[Reflections] Something in the Way
Thinking well about the things that concern me requires intelligence. Understanding these concerns and what motivates them requires wisdom. Philosophy, to the extent that it is rightly called the love of wisdom, is essentially concerned with self-knowledge.
[Reflections] The Predicament of not Living Your Own Life
The idea that your life as a whole can feel wrong is a particular kind of suffering. This blog post offers some reflections on this kind of suffering.
[Reflections] I didn’t choose to write this blog post
When I try to picture what the determinist is telling me, I see myself in something like an x-ray view, a shadowy skull balanced on a skeleton, wiggling its jaw or moving about, but with the “person” absent.
[Reflections] Why Does the History of Philosophy Matter to Philosophy?
By situating my own thinking within a broader historical tradition, I can see more clearly how my particular concerns and preoccupations are mine rather than just the objectively and timelessly important ones that all people with philosophical inclinations might turn themselves to.
[Reflections] Shakespeare’s Great Heart
I want to make a case for Shakespeare’s “great heart.” Then I’ll try to explain why Wittgenstein doesn’t see it.

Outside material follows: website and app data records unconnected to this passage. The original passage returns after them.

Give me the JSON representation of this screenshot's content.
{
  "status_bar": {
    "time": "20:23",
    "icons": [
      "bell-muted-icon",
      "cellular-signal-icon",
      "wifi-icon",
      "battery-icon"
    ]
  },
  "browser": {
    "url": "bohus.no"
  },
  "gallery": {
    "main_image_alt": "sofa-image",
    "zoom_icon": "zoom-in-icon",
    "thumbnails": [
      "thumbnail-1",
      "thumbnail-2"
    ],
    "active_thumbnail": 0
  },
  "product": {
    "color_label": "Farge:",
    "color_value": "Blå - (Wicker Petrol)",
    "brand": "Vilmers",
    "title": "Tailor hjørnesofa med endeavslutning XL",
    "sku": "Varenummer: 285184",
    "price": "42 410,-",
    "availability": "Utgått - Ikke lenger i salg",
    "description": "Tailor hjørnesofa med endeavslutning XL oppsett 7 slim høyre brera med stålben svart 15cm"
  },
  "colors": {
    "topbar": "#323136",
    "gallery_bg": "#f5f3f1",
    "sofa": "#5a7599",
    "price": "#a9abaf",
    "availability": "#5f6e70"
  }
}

[Reflections] On Art and Religious Experience
Saying you love art but have no interest in religion is like saying you love EDM but have no interest in dancing.

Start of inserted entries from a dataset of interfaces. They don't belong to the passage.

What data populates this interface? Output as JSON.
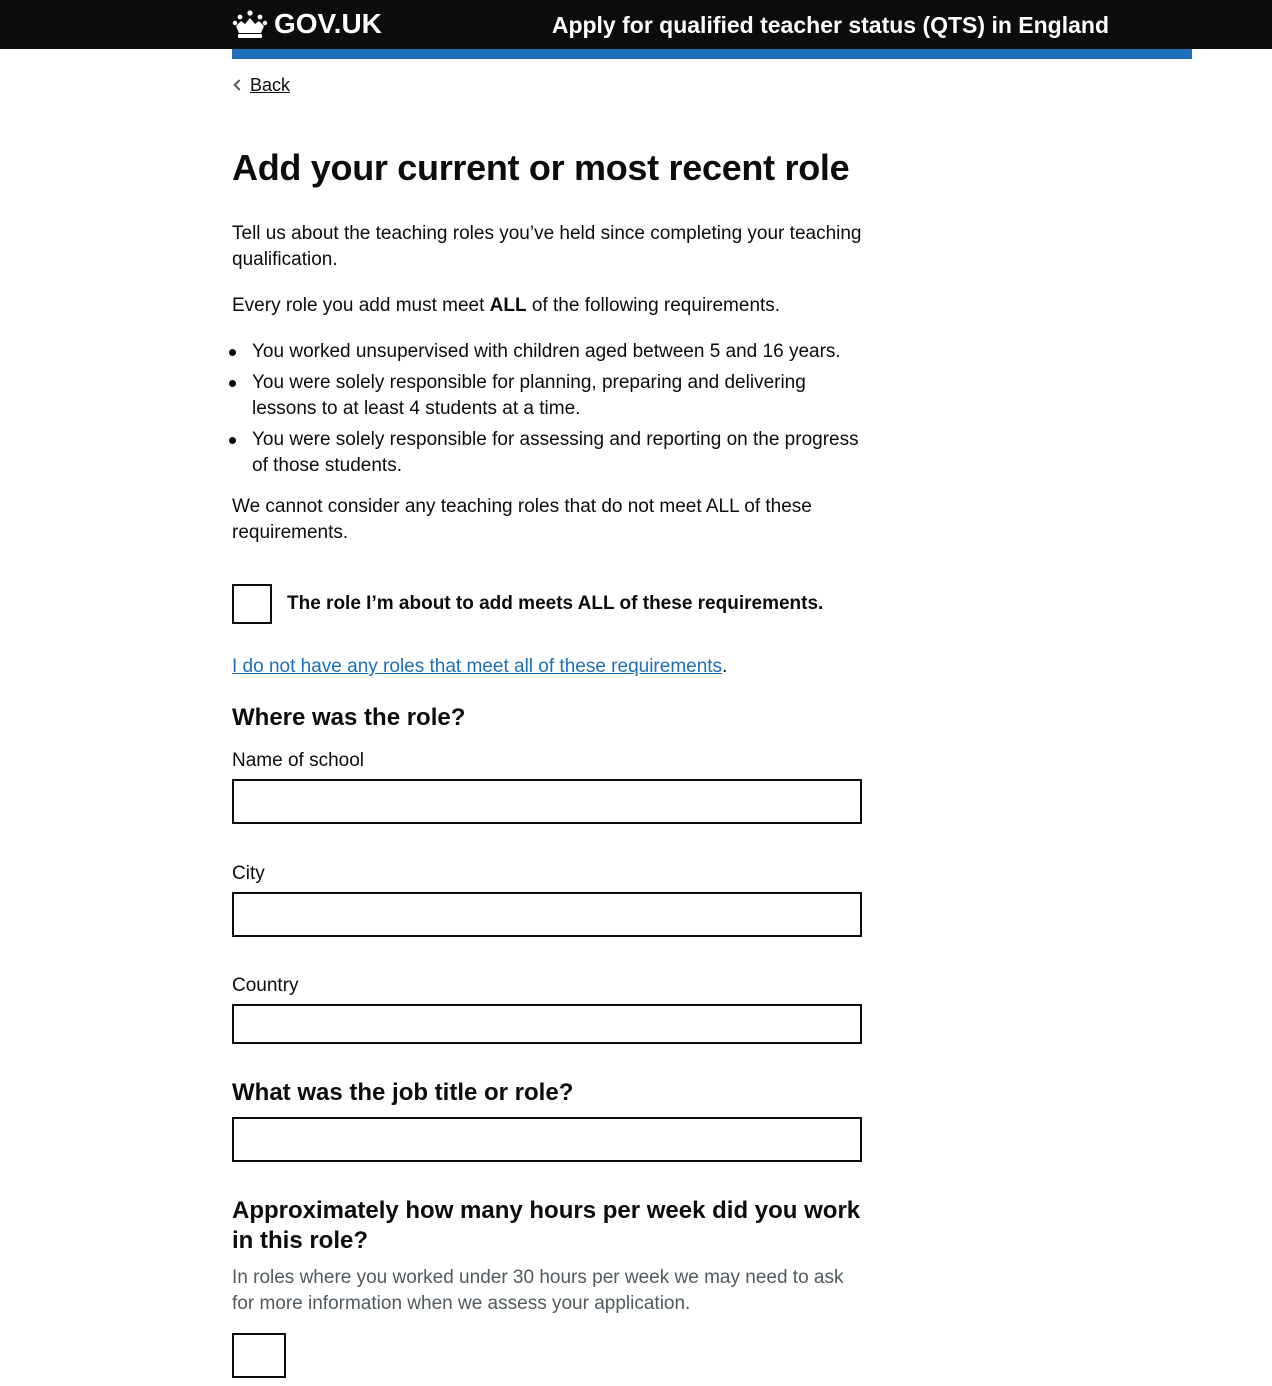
{
  "header": {
    "logo_text": "GOV.UK",
    "service_name": "Apply for qualified teacher status (QTS) in England",
    "accent_color": "#1d70b8",
    "logo_icon": "crown-icon"
  },
  "nav": {
    "back_label": "Back",
    "back_icon": "chevron-left-icon"
  },
  "main": {
    "title": "Add your current or most recent role",
    "intro": "Tell us about the teaching roles you’ve held since completing your teaching qualification.",
    "req_intro_before": "Every role you add must meet ",
    "req_intro_bold": "ALL",
    "req_intro_after": " of the following requirements.",
    "requirements": [
      "You worked unsupervised with children aged between 5 and 16 years.",
      "You were solely responsible for planning, preparing and delivering lessons to at least 4 students at a time.",
      "You were solely responsible for assessing and reporting on the progress of those students."
    ],
    "warning": "We cannot consider any teaching roles that do not meet ALL of these requirements.",
    "checkbox_label": "The role I’m about to add meets ALL of these requirements.",
    "no_roles_link": "I do not have any roles that meet all of these requirements",
    "no_roles_suffix": "."
  },
  "where": {
    "heading": "Where was the role?",
    "school_label": "Name of school",
    "school_value": "",
    "city_label": "City",
    "city_value": "",
    "country_label": "Country",
    "country_value": ""
  },
  "job": {
    "heading": "What was the job title or role?",
    "value": ""
  },
  "hours": {
    "heading": "Approximately how many hours per week did you work in this role?",
    "hint": "In roles where you worked under 30 hours per week we may need to ask for more information when we assess your application.",
    "value": ""
  }
}
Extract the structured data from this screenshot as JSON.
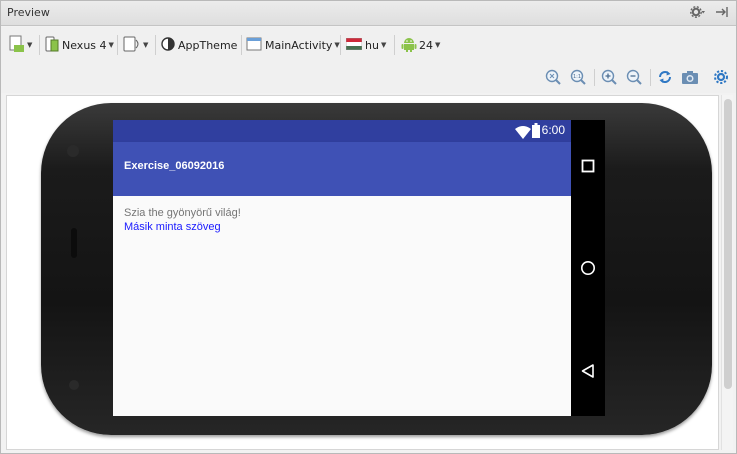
{
  "panel": {
    "title": "Preview",
    "icons": [
      "gear-icon",
      "hide-icon"
    ]
  },
  "toolbar": {
    "device": "Nexus 4",
    "theme": "AppTheme",
    "activity": "MainActivity",
    "locale": "hu",
    "api": "24"
  },
  "zoom": {
    "icons": [
      "zoom-fit-icon",
      "zoom-actual-icon",
      "zoom-in-icon",
      "zoom-out-icon",
      "refresh-icon",
      "screenshot-icon",
      "settings-icon"
    ]
  },
  "device_screen": {
    "status_time": "6:00",
    "app_title": "Exercise_06092016",
    "text_primary": "Szia the gyönyörű világ!",
    "text_secondary": "Másik minta szöveg"
  },
  "colors": {
    "status_bar": "#303f9f",
    "app_bar": "#3f51b5",
    "link_text": "#1a1aff",
    "android_green": "#8bc34a"
  }
}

[Reflections] Are We “Really Just” Animals?
I want to get clear on my place in a world that I inhabit with an animal body. That requires resisting attempts to inflate my significance beyond the animal. But it also requires resisting attempts to deflate it.
[Reflections] Does Philosophy Make Progress?

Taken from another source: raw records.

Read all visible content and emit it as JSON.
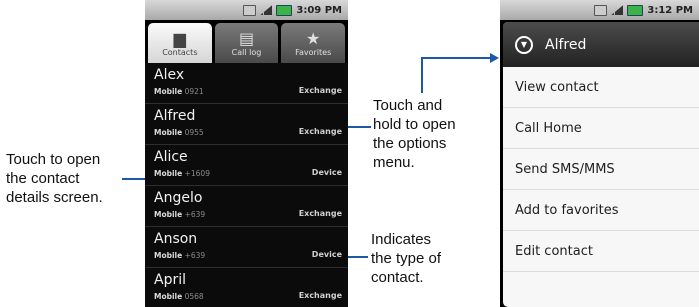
{
  "callouts": {
    "contact_details": "Touch to open\nthe contact\ndetails screen.",
    "options_menu": "Touch and\nhold to open\nthe options\nmenu.",
    "contact_type": "Indicates\nthe type of\ncontact."
  },
  "phone1": {
    "status_time": "3:09 PM",
    "tabs": [
      {
        "label": "Contacts",
        "icon": "contacts-icon",
        "active": true
      },
      {
        "label": "Call log",
        "icon": "call-log-icon",
        "active": false
      },
      {
        "label": "Favorites",
        "icon": "star-icon",
        "active": false
      }
    ],
    "contacts": [
      {
        "name": "Alex",
        "phone_label": "Mobile",
        "phone": "0921",
        "type": "Exchange"
      },
      {
        "name": "Alfred",
        "phone_label": "Mobile",
        "phone": "0955",
        "type": "Exchange"
      },
      {
        "name": "Alice",
        "phone_label": "Mobile",
        "phone": "+1609",
        "type": "Device"
      },
      {
        "name": "Angelo",
        "phone_label": "Mobile",
        "phone": "+639",
        "type": "Exchange"
      },
      {
        "name": "Anson",
        "phone_label": "Mobile",
        "phone": "+639",
        "type": "Device"
      },
      {
        "name": "April",
        "phone_label": "Mobile",
        "phone": "0568",
        "type": "Exchange"
      }
    ]
  },
  "phone2": {
    "status_time": "3:12 PM",
    "menu_title": "Alfred",
    "menu_items": [
      "View contact",
      "Call Home",
      "Send SMS/MMS",
      "Add to favorites",
      "Edit contact"
    ]
  },
  "colors": {
    "accent": "#1b58a8",
    "battery": "#3ab34a"
  }
}
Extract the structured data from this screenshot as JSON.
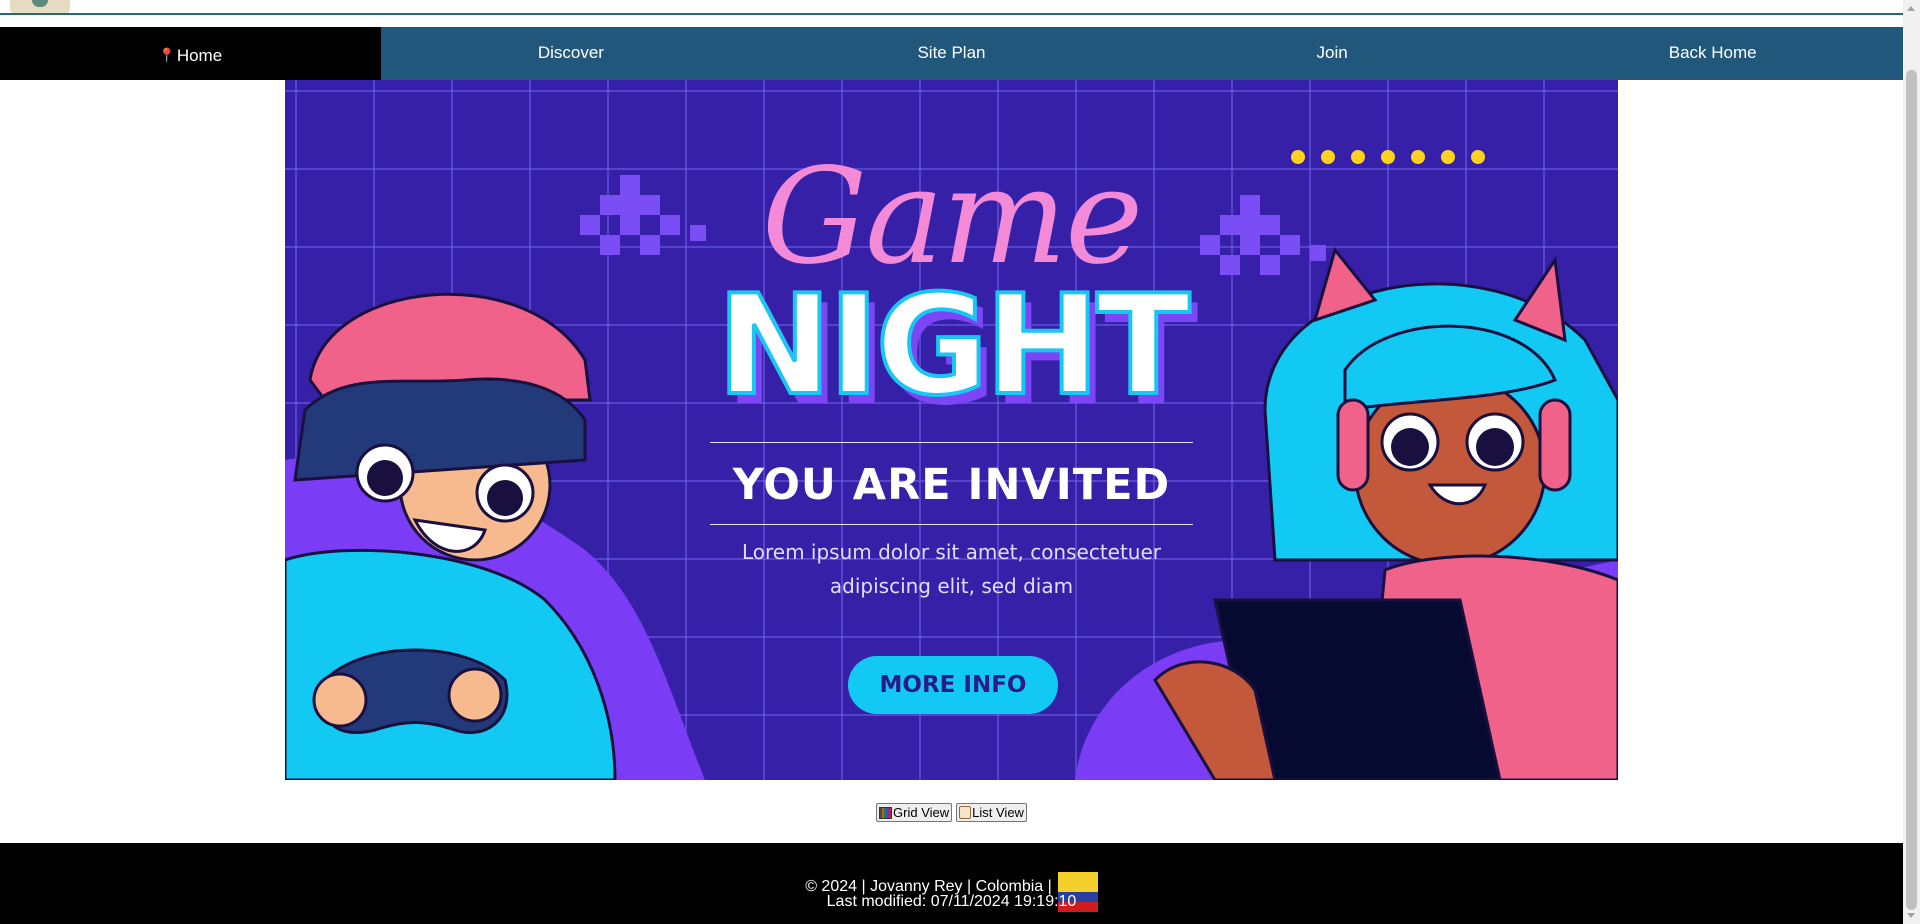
{
  "nav": {
    "items": [
      {
        "label": "Home",
        "active": true,
        "icon": "pin-icon"
      },
      {
        "label": "Discover"
      },
      {
        "label": "Site Plan"
      },
      {
        "label": "Join"
      },
      {
        "label": "Back Home"
      }
    ]
  },
  "hero": {
    "title_script": "Game",
    "title_main": "NIGHT",
    "subtitle": "YOU ARE INVITED",
    "body": "Lorem ipsum dolor sit amet, consectetuer adipiscing elit, sed diam",
    "button": "MORE INFO",
    "colors": {
      "background": "#3620a8",
      "accent_pink": "#f28ad8",
      "accent_cyan": "#12c9f4",
      "accent_purple": "#7c45f5"
    }
  },
  "view_controls": {
    "grid_label": "Grid View",
    "list_label": "List View"
  },
  "footer": {
    "copyright": "© 2024 | Jovanny Rey | Colombia |",
    "last_modified": "Last modified: 07/11/2024 19:19:10",
    "flag": "colombia-flag-icon"
  }
}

In technical terms, pretty much any PhD graduate leaves Plato in the dust. On the other hand, the Republic is a book I actually want to read.
[Reflections] Irreverence is not the opposite of reverence; or why there are Buddhist punks
When false reverence is rampant, renewed calls to reverence risk exacerbating the problem. Sometimes what’s needed is for someone to step in boldly and take the piss.
[Reflections] Some Misgivings about the 2020 PhilPapers Survey
The questions prod respondents to think about philosophy in a certain way that many people—the authors presumably included—so take for granted that they don’t even notice that there’s prodding going on.